__Items from a dataset__:
--------------------------------

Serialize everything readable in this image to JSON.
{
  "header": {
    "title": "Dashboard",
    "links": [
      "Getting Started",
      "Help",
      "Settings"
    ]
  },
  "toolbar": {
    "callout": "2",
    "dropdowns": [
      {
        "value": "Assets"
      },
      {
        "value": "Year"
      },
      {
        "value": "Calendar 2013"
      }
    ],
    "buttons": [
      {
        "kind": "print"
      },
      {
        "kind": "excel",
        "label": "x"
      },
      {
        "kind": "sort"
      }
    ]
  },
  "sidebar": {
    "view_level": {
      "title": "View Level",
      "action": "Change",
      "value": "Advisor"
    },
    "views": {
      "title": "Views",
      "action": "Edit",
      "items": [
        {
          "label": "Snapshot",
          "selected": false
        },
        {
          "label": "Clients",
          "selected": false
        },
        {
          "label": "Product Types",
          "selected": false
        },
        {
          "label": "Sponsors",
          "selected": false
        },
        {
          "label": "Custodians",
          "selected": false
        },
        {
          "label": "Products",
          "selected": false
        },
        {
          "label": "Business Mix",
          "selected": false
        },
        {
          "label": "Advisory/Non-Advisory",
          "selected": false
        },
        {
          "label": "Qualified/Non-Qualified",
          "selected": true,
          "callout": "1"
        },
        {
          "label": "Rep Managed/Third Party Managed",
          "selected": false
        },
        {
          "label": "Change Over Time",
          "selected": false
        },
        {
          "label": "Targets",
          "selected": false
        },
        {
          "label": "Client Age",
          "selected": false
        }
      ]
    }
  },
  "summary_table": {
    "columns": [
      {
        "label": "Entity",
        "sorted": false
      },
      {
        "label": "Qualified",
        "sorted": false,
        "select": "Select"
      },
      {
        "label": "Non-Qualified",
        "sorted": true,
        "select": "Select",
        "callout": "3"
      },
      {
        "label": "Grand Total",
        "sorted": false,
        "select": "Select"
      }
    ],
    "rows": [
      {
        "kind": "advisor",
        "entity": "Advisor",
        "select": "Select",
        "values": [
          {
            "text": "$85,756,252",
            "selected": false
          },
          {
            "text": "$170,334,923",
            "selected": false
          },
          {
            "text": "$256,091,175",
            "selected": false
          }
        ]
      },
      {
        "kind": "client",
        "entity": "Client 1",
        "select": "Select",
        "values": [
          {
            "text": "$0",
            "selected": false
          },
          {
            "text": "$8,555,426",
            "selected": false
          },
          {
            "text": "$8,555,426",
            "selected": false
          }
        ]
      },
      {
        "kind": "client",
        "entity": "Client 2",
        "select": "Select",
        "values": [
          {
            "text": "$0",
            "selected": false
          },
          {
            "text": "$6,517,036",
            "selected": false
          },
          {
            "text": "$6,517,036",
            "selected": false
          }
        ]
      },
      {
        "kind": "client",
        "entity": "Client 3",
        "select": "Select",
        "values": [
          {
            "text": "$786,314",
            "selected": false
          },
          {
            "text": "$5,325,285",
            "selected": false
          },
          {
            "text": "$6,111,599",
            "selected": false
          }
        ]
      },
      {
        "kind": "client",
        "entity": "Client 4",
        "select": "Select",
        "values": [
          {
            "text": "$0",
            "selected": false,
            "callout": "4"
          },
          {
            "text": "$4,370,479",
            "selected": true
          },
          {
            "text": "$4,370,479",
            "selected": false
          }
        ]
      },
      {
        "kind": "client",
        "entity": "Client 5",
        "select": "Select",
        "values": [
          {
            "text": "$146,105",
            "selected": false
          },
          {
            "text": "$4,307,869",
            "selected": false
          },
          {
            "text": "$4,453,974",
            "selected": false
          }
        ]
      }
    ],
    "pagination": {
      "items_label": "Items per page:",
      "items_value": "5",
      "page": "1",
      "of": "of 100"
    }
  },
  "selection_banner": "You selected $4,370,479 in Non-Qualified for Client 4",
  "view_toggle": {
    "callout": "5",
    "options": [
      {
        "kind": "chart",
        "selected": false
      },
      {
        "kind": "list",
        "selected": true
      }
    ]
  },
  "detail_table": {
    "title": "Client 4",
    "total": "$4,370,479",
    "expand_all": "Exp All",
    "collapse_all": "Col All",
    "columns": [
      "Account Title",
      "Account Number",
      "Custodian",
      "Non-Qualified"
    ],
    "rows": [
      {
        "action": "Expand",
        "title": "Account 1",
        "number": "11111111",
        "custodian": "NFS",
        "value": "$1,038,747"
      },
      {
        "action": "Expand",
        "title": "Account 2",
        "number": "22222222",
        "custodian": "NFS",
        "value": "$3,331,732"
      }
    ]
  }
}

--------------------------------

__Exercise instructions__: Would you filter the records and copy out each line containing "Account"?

__Solution to this task__:
      "Account Title",
      "Account Number",
        "title": "Account 1",
        "title": "Account 2",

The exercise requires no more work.